GOAL OF THE EXERCISE: Search the material below for the string "this" and extract each line that has it.

DATASET EXCERPTS:
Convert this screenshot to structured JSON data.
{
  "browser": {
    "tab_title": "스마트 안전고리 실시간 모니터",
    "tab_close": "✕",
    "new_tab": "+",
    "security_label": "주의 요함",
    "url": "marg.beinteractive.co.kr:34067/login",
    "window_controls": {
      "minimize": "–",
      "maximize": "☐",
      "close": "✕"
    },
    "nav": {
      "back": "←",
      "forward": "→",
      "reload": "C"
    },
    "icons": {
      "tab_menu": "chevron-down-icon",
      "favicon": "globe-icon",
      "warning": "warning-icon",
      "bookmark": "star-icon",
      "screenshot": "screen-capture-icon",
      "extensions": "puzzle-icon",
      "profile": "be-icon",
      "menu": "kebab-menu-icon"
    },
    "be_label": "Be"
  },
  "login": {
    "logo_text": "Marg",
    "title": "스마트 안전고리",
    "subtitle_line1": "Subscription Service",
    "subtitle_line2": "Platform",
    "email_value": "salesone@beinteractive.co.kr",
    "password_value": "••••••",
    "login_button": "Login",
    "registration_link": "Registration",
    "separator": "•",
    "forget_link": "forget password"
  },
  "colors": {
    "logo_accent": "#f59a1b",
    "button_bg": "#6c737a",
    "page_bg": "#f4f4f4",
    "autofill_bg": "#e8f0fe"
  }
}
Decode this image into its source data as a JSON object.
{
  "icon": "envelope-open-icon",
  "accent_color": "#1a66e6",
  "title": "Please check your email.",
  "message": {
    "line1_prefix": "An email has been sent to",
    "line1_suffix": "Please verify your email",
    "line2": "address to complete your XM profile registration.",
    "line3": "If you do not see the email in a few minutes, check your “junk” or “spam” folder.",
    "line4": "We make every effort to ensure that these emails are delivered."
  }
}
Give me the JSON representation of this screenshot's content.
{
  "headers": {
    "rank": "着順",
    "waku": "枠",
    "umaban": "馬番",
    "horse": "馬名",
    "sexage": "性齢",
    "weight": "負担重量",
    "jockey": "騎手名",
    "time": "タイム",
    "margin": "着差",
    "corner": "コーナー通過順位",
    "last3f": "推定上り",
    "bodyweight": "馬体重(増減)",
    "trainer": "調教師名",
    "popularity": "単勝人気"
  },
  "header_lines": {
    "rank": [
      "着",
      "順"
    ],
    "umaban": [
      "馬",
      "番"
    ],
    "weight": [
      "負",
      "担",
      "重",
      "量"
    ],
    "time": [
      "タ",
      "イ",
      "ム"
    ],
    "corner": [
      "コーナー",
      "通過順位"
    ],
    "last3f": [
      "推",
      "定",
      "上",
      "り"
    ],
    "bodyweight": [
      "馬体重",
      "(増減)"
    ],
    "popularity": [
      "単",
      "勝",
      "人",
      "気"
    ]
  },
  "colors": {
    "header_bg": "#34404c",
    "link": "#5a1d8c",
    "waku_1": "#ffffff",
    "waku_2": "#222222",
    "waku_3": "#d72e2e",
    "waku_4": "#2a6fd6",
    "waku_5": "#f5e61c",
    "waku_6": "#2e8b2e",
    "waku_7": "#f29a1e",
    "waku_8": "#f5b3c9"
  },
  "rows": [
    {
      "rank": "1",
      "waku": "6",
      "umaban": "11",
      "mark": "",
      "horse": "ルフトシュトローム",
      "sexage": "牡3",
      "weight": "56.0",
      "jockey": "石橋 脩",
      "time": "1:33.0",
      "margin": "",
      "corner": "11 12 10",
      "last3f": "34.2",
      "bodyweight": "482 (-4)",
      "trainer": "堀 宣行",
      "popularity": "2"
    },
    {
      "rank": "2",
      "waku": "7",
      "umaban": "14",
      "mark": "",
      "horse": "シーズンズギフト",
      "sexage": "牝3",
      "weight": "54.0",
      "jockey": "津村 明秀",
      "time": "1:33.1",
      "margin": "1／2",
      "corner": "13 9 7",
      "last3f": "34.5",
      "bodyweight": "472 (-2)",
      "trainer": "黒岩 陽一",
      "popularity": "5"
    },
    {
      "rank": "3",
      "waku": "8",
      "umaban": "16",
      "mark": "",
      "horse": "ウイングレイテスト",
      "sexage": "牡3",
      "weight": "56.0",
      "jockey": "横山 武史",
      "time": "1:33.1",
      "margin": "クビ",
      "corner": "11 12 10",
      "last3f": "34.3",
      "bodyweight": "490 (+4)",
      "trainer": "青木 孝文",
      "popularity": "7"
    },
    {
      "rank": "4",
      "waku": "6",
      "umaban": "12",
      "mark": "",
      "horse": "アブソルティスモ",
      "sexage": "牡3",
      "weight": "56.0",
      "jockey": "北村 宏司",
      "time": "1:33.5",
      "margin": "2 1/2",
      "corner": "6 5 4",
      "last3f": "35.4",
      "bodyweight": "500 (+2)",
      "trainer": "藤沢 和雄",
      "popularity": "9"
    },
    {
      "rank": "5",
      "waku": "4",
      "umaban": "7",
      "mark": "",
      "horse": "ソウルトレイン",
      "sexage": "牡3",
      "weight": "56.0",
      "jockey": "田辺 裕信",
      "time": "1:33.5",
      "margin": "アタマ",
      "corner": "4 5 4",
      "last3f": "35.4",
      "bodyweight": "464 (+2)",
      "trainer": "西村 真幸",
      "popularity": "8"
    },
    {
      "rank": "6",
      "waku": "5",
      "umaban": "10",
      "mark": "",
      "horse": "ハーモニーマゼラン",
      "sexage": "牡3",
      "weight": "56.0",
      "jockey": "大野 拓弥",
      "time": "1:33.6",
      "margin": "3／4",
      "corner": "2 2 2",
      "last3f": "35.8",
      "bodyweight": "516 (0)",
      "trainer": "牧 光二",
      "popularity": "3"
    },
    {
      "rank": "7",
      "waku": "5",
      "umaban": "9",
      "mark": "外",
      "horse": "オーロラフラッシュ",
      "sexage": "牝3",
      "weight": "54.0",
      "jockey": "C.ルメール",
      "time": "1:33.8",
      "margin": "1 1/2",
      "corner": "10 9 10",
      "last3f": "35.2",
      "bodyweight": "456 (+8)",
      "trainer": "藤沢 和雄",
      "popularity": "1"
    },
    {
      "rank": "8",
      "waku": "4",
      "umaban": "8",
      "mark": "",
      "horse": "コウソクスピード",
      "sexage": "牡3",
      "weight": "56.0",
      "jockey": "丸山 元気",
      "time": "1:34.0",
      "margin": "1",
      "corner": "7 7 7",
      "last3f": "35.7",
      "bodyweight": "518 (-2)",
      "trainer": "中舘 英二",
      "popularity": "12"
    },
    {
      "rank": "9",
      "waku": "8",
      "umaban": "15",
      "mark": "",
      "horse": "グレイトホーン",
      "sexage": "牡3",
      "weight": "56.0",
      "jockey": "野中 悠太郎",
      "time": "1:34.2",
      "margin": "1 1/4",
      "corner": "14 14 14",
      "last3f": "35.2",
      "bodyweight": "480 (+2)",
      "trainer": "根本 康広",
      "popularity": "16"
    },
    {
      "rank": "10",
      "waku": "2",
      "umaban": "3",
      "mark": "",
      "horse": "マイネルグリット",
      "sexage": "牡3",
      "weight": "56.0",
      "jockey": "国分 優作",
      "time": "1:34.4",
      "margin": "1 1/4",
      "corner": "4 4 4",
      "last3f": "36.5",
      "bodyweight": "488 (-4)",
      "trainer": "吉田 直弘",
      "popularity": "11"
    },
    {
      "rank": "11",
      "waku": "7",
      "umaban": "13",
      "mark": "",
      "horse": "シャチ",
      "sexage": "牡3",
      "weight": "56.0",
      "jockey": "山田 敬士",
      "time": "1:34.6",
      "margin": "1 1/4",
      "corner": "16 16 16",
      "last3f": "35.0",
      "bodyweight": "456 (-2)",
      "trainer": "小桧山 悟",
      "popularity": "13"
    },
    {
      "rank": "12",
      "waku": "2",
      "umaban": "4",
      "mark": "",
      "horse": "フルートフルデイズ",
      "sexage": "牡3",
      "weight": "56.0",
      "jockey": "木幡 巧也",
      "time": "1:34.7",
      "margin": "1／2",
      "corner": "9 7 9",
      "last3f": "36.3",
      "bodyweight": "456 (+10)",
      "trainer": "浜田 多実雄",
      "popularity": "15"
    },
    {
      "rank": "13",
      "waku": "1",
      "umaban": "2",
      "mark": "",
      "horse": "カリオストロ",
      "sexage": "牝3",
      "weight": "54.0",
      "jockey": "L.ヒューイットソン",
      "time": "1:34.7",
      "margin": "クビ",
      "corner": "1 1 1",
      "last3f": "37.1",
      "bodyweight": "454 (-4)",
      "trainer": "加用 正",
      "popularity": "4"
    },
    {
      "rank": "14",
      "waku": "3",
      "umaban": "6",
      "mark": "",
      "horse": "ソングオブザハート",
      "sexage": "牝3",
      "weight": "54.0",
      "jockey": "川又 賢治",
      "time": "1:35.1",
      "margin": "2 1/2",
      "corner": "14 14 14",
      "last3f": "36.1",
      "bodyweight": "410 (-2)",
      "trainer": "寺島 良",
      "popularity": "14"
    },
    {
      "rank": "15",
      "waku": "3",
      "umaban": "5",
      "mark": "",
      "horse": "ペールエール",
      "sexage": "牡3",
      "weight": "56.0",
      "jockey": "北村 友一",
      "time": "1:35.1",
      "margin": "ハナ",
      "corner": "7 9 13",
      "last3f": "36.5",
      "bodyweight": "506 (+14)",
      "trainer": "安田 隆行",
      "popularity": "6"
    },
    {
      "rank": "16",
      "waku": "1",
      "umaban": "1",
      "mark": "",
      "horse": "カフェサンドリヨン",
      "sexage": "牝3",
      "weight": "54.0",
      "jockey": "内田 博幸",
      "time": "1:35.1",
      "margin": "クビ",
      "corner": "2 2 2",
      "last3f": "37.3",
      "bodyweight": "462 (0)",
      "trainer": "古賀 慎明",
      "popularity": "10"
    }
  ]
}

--

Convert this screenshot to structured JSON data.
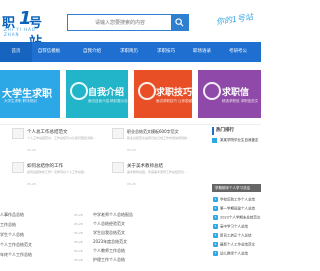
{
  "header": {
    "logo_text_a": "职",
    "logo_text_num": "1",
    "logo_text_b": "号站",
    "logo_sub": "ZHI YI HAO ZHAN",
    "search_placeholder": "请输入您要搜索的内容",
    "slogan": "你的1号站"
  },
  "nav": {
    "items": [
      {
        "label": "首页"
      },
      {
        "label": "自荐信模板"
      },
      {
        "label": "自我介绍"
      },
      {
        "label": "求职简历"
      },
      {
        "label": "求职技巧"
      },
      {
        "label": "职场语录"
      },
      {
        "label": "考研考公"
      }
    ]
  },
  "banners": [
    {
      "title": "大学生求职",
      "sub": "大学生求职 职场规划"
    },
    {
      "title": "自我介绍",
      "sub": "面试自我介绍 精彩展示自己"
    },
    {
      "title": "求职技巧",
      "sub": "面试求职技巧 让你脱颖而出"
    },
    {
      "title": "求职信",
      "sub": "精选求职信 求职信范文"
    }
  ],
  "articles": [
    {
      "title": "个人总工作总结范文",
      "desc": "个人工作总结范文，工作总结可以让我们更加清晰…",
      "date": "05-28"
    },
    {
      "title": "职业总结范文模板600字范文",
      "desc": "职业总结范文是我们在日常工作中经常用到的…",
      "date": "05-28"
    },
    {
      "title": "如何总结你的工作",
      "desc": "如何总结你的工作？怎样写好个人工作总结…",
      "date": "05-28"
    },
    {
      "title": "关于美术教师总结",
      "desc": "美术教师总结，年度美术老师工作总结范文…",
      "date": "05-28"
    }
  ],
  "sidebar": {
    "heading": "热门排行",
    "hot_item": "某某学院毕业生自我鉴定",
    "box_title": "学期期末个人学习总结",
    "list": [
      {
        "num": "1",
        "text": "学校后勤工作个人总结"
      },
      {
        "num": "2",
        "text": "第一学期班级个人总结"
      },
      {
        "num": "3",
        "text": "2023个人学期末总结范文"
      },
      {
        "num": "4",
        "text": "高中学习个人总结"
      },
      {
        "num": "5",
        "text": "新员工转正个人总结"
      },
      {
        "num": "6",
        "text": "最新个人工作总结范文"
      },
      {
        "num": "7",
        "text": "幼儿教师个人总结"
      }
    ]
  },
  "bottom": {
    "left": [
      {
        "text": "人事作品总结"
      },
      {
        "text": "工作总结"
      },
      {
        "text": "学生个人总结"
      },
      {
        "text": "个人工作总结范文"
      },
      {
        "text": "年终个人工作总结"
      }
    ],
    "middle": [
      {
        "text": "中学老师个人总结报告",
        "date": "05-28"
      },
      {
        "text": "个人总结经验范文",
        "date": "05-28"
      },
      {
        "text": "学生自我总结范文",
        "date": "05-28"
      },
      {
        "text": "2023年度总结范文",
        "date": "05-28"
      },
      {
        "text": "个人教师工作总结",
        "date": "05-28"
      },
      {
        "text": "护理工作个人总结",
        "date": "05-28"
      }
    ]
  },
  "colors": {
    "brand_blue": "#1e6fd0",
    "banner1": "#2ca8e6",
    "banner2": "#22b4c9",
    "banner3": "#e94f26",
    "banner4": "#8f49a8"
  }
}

EXERCISE SOLUTION:
Convert this screenshot to structured JSON data.
Decode this image into its source data as a JSON object.
Give me the JSON representation of this screenshot's content.
Convert this screenshot to structured JSON data.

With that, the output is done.